• **EXERCISE REQUIREMENTS**
Line by line, return the material below exactly as it reads.
Start of Block
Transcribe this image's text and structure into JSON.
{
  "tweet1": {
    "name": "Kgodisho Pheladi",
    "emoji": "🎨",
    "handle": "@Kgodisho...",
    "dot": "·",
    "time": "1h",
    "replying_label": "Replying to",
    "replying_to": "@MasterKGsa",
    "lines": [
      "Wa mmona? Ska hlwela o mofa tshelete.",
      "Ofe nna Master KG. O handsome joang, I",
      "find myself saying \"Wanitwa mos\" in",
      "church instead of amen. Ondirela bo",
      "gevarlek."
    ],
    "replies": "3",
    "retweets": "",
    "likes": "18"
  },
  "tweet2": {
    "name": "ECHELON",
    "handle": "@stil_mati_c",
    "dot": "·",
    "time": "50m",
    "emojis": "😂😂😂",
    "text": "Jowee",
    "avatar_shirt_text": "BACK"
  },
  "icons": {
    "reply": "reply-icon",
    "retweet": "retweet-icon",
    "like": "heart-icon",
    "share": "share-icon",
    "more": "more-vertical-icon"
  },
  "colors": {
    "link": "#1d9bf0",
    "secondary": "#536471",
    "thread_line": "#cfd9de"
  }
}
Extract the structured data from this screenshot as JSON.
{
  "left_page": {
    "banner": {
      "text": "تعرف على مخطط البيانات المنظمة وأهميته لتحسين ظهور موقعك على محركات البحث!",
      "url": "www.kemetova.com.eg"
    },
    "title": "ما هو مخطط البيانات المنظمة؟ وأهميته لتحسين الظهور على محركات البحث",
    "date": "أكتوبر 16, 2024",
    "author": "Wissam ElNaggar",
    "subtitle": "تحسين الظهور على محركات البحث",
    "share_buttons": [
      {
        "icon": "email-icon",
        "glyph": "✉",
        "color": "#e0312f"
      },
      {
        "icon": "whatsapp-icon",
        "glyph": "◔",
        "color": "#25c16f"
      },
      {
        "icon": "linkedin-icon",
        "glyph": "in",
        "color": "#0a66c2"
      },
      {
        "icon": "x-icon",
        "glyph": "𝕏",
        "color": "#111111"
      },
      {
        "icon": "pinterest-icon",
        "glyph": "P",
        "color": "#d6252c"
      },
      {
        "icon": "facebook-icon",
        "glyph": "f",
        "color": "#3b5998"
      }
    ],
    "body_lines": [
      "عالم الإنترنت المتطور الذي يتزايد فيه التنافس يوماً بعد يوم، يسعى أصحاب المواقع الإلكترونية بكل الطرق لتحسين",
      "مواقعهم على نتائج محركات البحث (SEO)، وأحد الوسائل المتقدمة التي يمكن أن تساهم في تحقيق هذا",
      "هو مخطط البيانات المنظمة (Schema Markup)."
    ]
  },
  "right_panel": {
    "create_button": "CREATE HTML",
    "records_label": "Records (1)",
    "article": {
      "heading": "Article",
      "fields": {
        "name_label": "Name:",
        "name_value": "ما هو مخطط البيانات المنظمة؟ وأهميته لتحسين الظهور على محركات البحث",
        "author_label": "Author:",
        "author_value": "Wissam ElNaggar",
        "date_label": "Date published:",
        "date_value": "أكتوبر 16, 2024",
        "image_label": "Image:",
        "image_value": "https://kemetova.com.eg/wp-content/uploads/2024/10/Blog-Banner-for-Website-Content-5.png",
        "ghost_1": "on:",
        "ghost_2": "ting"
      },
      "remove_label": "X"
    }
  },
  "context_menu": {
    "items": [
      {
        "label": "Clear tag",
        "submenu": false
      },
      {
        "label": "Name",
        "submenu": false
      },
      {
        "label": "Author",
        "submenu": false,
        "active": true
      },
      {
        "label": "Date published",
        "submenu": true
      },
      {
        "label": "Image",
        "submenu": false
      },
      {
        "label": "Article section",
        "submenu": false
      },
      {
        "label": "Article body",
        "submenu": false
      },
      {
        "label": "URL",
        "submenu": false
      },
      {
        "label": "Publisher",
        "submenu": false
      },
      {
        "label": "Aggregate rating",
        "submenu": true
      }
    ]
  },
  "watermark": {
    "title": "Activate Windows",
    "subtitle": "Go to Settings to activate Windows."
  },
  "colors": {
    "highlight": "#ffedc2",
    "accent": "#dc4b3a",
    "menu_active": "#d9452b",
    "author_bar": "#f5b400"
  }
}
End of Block
• **EXERCISE OUTPUT**
Transcribe this image's text and structure into JSON.
{
  "tweet1": {
    "name": "Kgodisho Pheladi",
    "emoji": "🎨",
    "handle": "@Kgodisho...",
    "dot": "·",
    "time": "1h",
    "replying_label": "Replying to",
    "replying_to": "@MasterKGsa",
    "lines": [
      "Wa mmona? Ska hlwela o mofa tshelete.",
      "Ofe nna Master KG. O handsome joang, I",
      "find myself saying \"Wanitwa mos\" in",
      "church instead of amen. Ondirela bo",
      "gevarlek."
    ],
    "replies": "3",
    "retweets": "",
    "likes": "18"
  },
  "tweet2": {
    "name": "ECHELON",
    "handle": "@stil_mati_c",
    "dot": "·",
    "time": "50m",
    "emojis": "😂😂😂",
    "text": "Jowee",
    "avatar_shirt_text": "BACK"
  },
  "icons": {
    "reply": "reply-icon",
    "retweet": "retweet-icon",
    "like": "heart-icon",
    "share": "share-icon",
    "more": "more-vertical-icon"
  },
  "colors": {
    "link": "#1d9bf0",
    "secondary": "#536471",
    "thread_line": "#cfd9de"
  }
}
Extract the structured data from this screenshot as JSON.
{
  "left_page": {
    "banner": {
      "text": "تعرف على مخطط البيانات المنظمة وأهميته لتحسين ظهور موقعك على محركات البحث!",
      "url": "www.kemetova.com.eg"
    },
    "title": "ما هو مخطط البيانات المنظمة؟ وأهميته لتحسين الظهور على محركات البحث",
    "date": "أكتوبر 16, 2024",
    "author": "Wissam ElNaggar",
    "subtitle": "تحسين الظهور على محركات البحث",
    "share_buttons": [
      {
        "icon": "email-icon",
        "glyph": "✉",
        "color": "#e0312f"
      },
      {
        "icon": "whatsapp-icon",
        "glyph": "◔",
        "color": "#25c16f"
      },
      {
        "icon": "linkedin-icon",
        "glyph": "in",
        "color": "#0a66c2"
      },
      {
        "icon": "x-icon",
        "glyph": "𝕏",
        "color": "#111111"
      },
      {
        "icon": "pinterest-icon",
        "glyph": "P",
        "color": "#d6252c"
      },
      {
        "icon": "facebook-icon",
        "glyph": "f",
        "color": "#3b5998"
      }
    ],
    "body_lines": [
      "عالم الإنترنت المتطور الذي يتزايد فيه التنافس يوماً بعد يوم، يسعى أصحاب المواقع الإلكترونية بكل الطرق لتحسين",
      "مواقعهم على نتائج محركات البحث (SEO)، وأحد الوسائل المتقدمة التي يمكن أن تساهم في تحقيق هذا",
      "هو مخطط البيانات المنظمة (Schema Markup)."
    ]
  },
  "right_panel": {
    "create_button": "CREATE HTML",
    "records_label": "Records (1)",
    "article": {
      "heading": "Article",
      "fields": {
        "name_label": "Name:",
        "name_value": "ما هو مخطط البيانات المنظمة؟ وأهميته لتحسين الظهور على محركات البحث",
        "author_label": "Author:",
        "author_value": "Wissam ElNaggar",
        "date_label": "Date published:",
        "date_value": "أكتوبر 16, 2024",
        "image_label": "Image:",
        "image_value": "https://kemetova.com.eg/wp-content/uploads/2024/10/Blog-Banner-for-Website-Content-5.png",
        "ghost_1": "on:",
        "ghost_2": "ting"
      },
      "remove_label": "X"
    }
  },
  "context_menu": {
    "items": [
      {
        "label": "Clear tag",
        "submenu": false
      },
      {
        "label": "Name",
        "submenu": false
      },
      {
        "label": "Author",
        "submenu": false,
        "active": true
      },
      {
        "label": "Date published",
        "submenu": true
      },
      {
        "label": "Image",
        "submenu": false
      },
      {
        "label": "Article section",
        "submenu": false
      },
      {
        "label": "Article body",
        "submenu": false
      },
      {
        "label": "URL",
        "submenu": false
      },
      {
        "label": "Publisher",
        "submenu": false
      },
      {
        "label": "Aggregate rating",
        "submenu": true
      }
    ]
  },
  "watermark": {
    "title": "Activate Windows",
    "subtitle": "Go to Settings to activate Windows."
  },
  "colors": {
    "highlight": "#ffedc2",
    "accent": "#dc4b3a",
    "menu_active": "#d9452b",
    "author_bar": "#f5b400"
  }
}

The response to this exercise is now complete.